Then there is the question of how the consultations will be conducted, and with whom. As a ONE report recently suggests, “notwithstanding [the UN’s] impressive program of consultation, there is a real risk that the most critical voices will be largely missing – the world’s poorest citizens”. To its credit, UNDG seems to be aware of this possibility, and has developed comprehensive guidelines for undertaking the country dialogues, “to ensure the post-2015 debate is informed by inputs and ideas from a broad base of civil society, marginalized groups, and others previously left out of discussions on development priorities”.
But irrespective of how well the consultations are conducted, the UN remains an outside actor intervening within countries to extract information. As a result, the consultations run the risk of being seen as a yet one more externally-driven process, designed and undertaken not by local actors within each country, but under the auspices of the UN, and contrived within an unrealistic time frame: the country consultations will be completed by March 2013, and thematic consultations by June 2013, so that they can feed into the next major UN meeting on the MDGs in September 2013.
It’s not surprising, then, that there are alternative suggestions for generating developing country engagement with, and ownership over the process. In his paper, the ANU’s Scott Wiser suggests deliberative (rather than extractive) approaches that would complement the UN and other consultations. These could take the form of citizen assemblies, in which participants would have the opportunity not just to speak, but also to “be heard, listen, reflect, negotiate, analyze and decide” on issues. The IDS project “Participate: knowledge from the margins” focuses on participatory methodologies, and aims to engage the most vulnerable and marginalised groups. ONE proposes a “What the World Wants Poll” to canvas opinion in both developed and developing countries.
These suggestions on process remind us that existing proposals for the format of the post-2015 framework are putting the cart before the horse: in identifying new goals and targets, they are pre-empting the information gathering and consultation processes that should inform what the final framework will look like. The problem, though, is that the suggestions on process are also coming from individuals or organisations located in developed countries. And together, they add to the increasingly cluttered array of options on the post-2015 MDG agenda, one in which developed countries are over-represented.
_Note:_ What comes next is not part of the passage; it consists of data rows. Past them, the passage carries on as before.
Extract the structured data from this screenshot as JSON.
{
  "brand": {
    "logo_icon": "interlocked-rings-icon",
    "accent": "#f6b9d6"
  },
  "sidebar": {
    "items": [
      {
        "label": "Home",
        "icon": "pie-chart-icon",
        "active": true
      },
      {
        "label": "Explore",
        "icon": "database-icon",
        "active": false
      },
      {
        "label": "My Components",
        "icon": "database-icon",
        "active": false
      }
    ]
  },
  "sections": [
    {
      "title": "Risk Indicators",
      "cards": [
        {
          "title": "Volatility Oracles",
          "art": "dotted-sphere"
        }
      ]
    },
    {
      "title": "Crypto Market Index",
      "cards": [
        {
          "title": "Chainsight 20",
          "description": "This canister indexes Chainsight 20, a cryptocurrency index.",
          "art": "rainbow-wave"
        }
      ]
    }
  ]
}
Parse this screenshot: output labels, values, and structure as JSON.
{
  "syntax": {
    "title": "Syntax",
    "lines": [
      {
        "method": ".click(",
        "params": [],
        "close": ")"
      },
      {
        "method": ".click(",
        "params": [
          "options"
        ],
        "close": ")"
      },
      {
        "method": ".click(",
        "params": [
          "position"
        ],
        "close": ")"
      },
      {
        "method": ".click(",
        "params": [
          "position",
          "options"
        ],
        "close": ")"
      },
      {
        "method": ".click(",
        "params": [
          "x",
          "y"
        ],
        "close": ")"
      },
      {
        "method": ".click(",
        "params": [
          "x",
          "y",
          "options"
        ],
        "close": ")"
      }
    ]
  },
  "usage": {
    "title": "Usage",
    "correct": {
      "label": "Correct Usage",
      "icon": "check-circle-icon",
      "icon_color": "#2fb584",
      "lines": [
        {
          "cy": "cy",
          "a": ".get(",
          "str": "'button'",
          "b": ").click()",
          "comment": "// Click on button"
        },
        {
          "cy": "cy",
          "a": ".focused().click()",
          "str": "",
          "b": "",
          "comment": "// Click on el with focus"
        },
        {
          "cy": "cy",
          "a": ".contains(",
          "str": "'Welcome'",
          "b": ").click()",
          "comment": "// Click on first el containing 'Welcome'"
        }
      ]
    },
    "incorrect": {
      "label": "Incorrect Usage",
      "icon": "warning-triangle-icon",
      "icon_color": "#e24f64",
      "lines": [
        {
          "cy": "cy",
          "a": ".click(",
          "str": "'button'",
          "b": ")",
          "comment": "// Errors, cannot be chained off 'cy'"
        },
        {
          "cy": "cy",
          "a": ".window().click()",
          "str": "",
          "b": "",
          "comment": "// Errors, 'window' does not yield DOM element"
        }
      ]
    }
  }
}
That’s why now is the right time for practitioners and analysts in developed countries to take a step back, and to make room for people in developing countries to advance their own thinking on a post-2015 framework. That doesn’t mean the existing thinking isn’t worthwhile. It’s just that there is enough of it for now. It’s fair enough that we loosen our grip on the post-2015 agenda a little, and give those who it will affect most the opportunity to shape it more strongly. Bill Morton is an independent researcher and policy analyst based in Ottawa, Canada. He previously worked for Oxfam Australia and The North-South Institute. A version of this article was first published on the Development Policy Blog.